**DATA TO USE:**
-------

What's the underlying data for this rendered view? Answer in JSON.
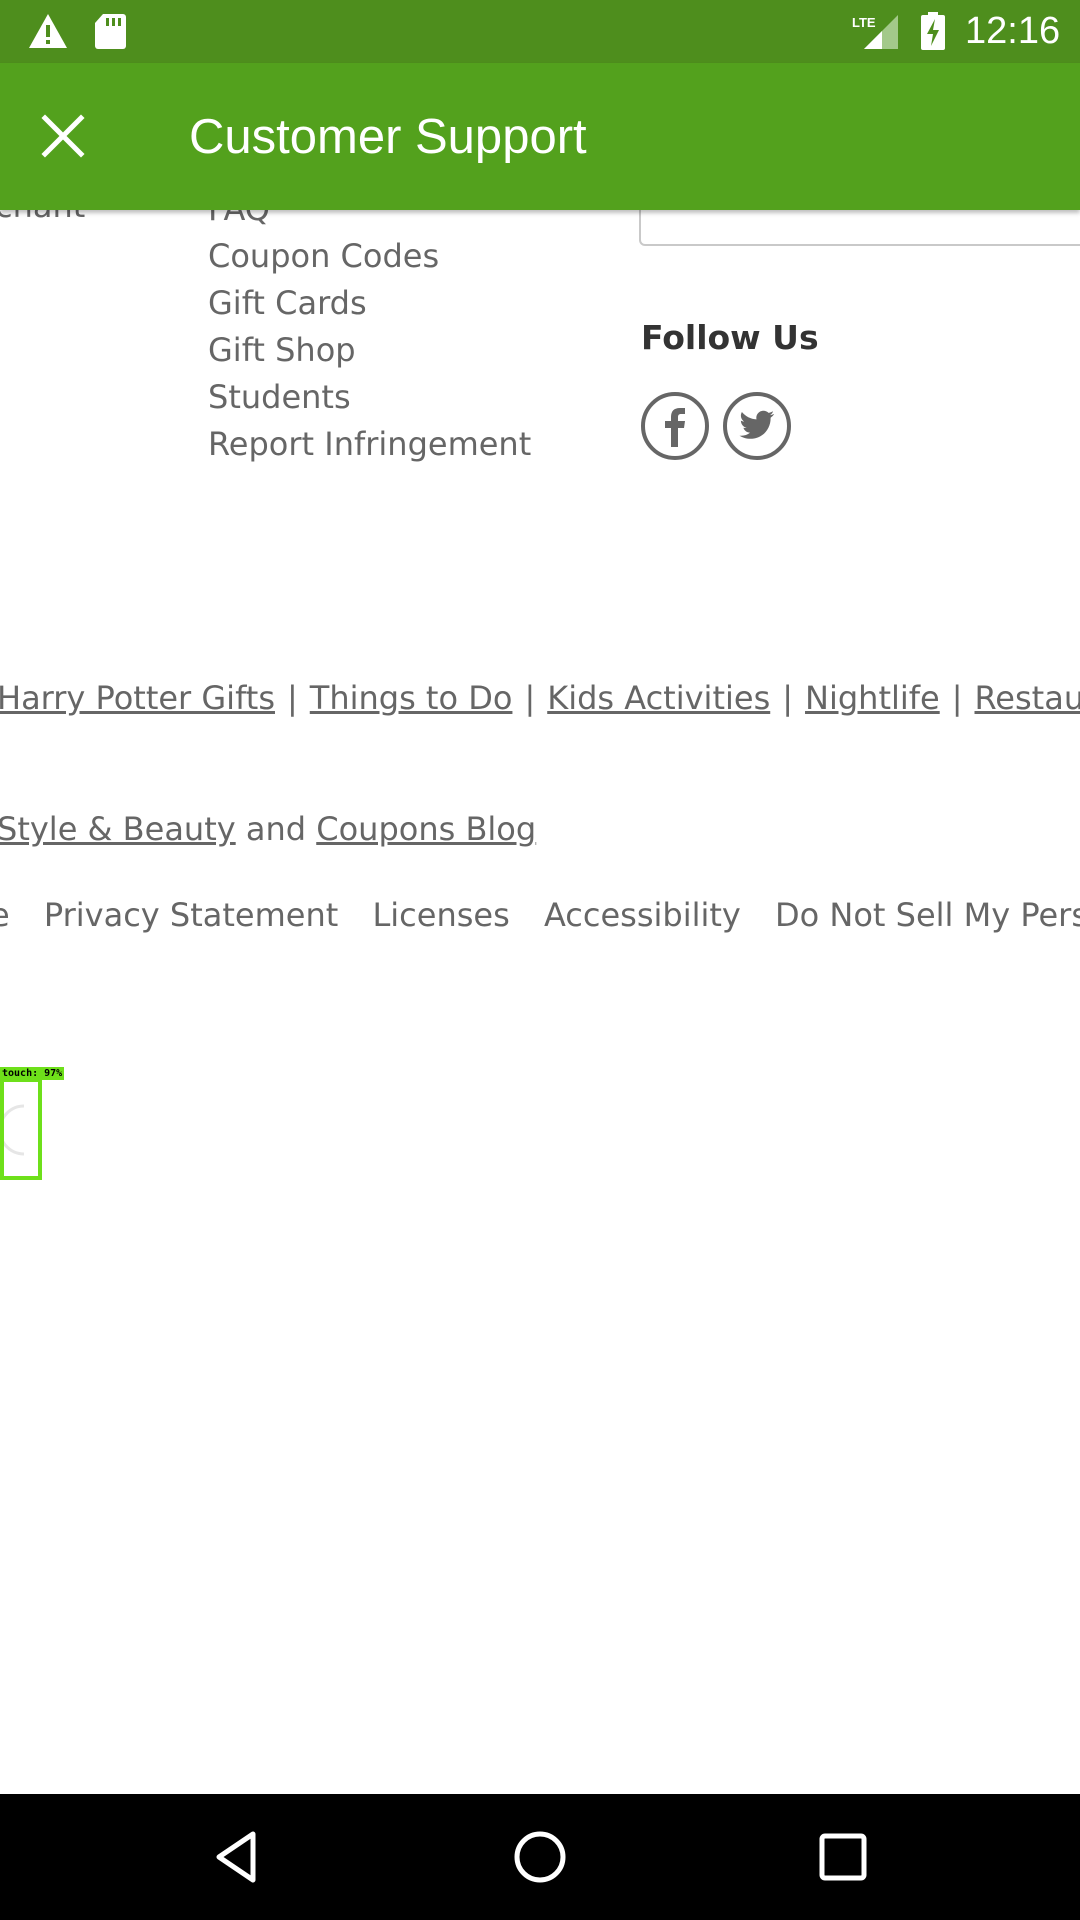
{
  "status_bar": {
    "time": "12:16",
    "icons": [
      "warning-icon",
      "sd-card-icon",
      "lte-signal-icon",
      "battery-charging-icon"
    ],
    "background": "#4e8e1d"
  },
  "app_bar": {
    "title": "Customer Support",
    "close_icon": "close-icon",
    "background": "#53a11d"
  },
  "content": {
    "cut_left_text": "chant",
    "links": [
      "FAQ",
      "Coupon Codes",
      "Gift Cards",
      "Gift Shop",
      "Students",
      "Report Infringement"
    ],
    "follow_us": {
      "title": "Follow Us",
      "icons": [
        "facebook-icon",
        "twitter-icon"
      ]
    },
    "footer_links": [
      "Harry Potter Gifts",
      "Things to Do",
      "Kids Activities",
      "Nightlife",
      "Restaurants"
    ],
    "blog_line": {
      "link1": "Style & Beauty",
      "connector": " and ",
      "link2": "Coupons Blog"
    },
    "legal_links": [
      "e",
      "Privacy Statement",
      "Licenses",
      "Accessibility",
      "Do Not Sell My Personal Inf"
    ],
    "touch_overlay_label": "touch: 97%"
  },
  "nav_bar": {
    "icons": [
      "back-icon",
      "home-icon",
      "recent-apps-icon"
    ]
  }
}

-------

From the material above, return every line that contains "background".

**ANSWER TO THIS TASK:**
    "background": "#4e8e1d"
    "background": "#53a11d"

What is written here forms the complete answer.